  2. 1 2 3 4 5 6 7 8 9 Charles Frederick d'Arcy Archived 2008-12-12 at the Wayback Machine at
  3. 1 2 3 4 5 6 7 8 9 10 11 12 13 14 15 16 17 18 19 20 21 22 23 24 25 'D'ARCY, Most Rev. Charles Frederick', in Who Was Who, A & C Black, 1920–2008, online edn, Oxford University Press, December 2007
  4. SIR SHANE LESLIE PAPERS FOLDER LISTING Archived 2010-07-03 at the Wayback Machine at
  5. Malden Richard (ed) (1920). Crockford's Clerical Directory for 1920 (51st edn) . London: The Field Press. p. 434.
  6. Desmond, Ray, & Christine Ellwood, Dictionary of British and Irish Botanists and Horticulturists, p. 193 at
  7. 'D'Arcy, Charles Frederick 1859–1938' in Dictionary of Ulster Biography, D surnames Archived 2012-02-06 at the Wayback Machine online at
  8. The Senate of Southern Ireland, 1921 , at
  9. Charles Frederick D’Arcy at Ricorso
  10. Morris, David, "Bishop Boyd-Carpenter: Sheep or Shepherd in the Eugenics Movement?" Archived 2009-01-06 at the Wayback Machine at "Two other prominent supporters of the Eugenics movement were Charles D'Arcy, Archbishop of Armagh and William Inge, Professor of Divinity at Cambridge and later Dean of St Paul's." Inge was a member of the Council of the Society from the early days; D'Arcy and Welldon were respectively chairmen of the Belfast and Manchester branches of the Society."

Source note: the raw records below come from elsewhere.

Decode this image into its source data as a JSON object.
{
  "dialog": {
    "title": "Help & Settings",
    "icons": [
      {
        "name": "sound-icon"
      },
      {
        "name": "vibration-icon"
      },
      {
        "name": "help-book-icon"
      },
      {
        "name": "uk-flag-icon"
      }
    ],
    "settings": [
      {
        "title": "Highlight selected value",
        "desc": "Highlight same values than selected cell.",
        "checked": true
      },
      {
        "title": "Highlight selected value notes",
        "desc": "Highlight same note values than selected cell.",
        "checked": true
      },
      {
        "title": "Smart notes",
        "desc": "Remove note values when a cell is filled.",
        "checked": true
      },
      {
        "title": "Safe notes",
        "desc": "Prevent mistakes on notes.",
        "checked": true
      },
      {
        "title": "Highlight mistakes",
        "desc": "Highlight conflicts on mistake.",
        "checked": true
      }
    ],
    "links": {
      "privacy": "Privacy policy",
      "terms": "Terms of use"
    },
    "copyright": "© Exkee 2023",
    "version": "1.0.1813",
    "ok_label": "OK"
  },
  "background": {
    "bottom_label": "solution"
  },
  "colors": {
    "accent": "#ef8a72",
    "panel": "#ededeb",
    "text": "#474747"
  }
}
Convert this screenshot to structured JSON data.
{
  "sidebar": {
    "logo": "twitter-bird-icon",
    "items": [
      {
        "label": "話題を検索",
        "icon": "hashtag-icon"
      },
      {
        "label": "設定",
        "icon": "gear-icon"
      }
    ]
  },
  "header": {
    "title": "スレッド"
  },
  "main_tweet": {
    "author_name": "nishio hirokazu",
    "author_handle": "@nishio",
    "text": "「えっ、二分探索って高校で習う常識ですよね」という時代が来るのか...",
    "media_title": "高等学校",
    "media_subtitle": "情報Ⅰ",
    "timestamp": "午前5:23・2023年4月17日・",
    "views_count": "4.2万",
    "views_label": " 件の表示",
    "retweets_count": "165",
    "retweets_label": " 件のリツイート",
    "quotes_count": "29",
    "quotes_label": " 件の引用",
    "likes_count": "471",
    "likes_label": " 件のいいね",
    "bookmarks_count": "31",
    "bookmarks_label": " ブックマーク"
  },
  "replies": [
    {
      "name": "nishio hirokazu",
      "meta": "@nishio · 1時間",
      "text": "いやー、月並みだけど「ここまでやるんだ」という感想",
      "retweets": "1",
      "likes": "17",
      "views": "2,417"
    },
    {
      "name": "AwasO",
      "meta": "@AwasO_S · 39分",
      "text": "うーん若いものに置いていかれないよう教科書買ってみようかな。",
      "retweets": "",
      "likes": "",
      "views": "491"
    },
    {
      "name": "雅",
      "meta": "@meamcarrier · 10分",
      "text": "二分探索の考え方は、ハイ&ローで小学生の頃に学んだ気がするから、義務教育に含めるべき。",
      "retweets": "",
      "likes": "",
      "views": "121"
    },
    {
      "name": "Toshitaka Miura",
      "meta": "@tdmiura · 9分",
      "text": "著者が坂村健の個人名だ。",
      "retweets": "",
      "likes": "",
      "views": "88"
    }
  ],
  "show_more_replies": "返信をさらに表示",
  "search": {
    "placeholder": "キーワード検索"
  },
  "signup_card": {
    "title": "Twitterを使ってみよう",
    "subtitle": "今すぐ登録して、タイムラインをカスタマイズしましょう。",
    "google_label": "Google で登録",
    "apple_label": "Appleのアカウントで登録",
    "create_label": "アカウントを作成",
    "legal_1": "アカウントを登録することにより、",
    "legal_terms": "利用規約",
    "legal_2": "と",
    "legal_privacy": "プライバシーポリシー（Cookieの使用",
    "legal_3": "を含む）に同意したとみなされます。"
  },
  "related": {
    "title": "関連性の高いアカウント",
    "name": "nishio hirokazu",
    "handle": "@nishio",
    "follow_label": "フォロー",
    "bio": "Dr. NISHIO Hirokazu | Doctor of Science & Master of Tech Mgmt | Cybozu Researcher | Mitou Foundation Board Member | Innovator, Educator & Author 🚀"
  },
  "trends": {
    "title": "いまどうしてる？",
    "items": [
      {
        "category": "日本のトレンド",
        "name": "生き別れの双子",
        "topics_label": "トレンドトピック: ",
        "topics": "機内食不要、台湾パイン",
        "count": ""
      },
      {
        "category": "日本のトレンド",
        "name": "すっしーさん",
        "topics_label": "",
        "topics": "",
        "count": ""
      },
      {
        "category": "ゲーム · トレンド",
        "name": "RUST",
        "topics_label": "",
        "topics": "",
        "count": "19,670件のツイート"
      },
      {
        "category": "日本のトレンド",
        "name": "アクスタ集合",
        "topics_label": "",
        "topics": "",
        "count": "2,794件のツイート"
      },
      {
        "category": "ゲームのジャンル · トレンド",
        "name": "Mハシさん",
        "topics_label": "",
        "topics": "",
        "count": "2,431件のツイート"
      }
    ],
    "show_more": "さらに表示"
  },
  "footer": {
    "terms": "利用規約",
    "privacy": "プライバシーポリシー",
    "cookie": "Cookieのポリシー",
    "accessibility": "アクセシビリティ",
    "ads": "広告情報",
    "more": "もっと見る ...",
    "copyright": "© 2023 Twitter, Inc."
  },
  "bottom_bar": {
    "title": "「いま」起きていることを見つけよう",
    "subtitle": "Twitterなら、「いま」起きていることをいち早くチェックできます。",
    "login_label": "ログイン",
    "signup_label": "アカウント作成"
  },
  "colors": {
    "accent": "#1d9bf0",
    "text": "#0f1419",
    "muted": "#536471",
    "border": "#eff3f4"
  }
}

  11. "Funary Monuments & Memorials in St Patrick's Cathedral, Armagh" Curl, J.S. pp50-52: Whitstable; Historical Publications; 2013 ISBN   978-1-905286-48-5
  12. 1 2 3 D'Arcy of Hyde Park Papers at, the National Library of Ireland web site (pdf file)
  13. 1 2 3 4 5 6 7 8 9 Charles Frederick D'Arcy at
Church of Ireland titles
Preceded by
Charles Stack
Bishop of Clogher
Succeeded by
Preceded by Bishop of Ossory, Ferns and Leighlin
Succeeded by
Preceded by Bishop of Down, Connor and Dromore
Succeeded by
Preceded by Archbishop of Dublin (Church of Ireland)
Succeeded by
Preceded by Archbishop of Armagh (Church of Ireland)
Succeeded by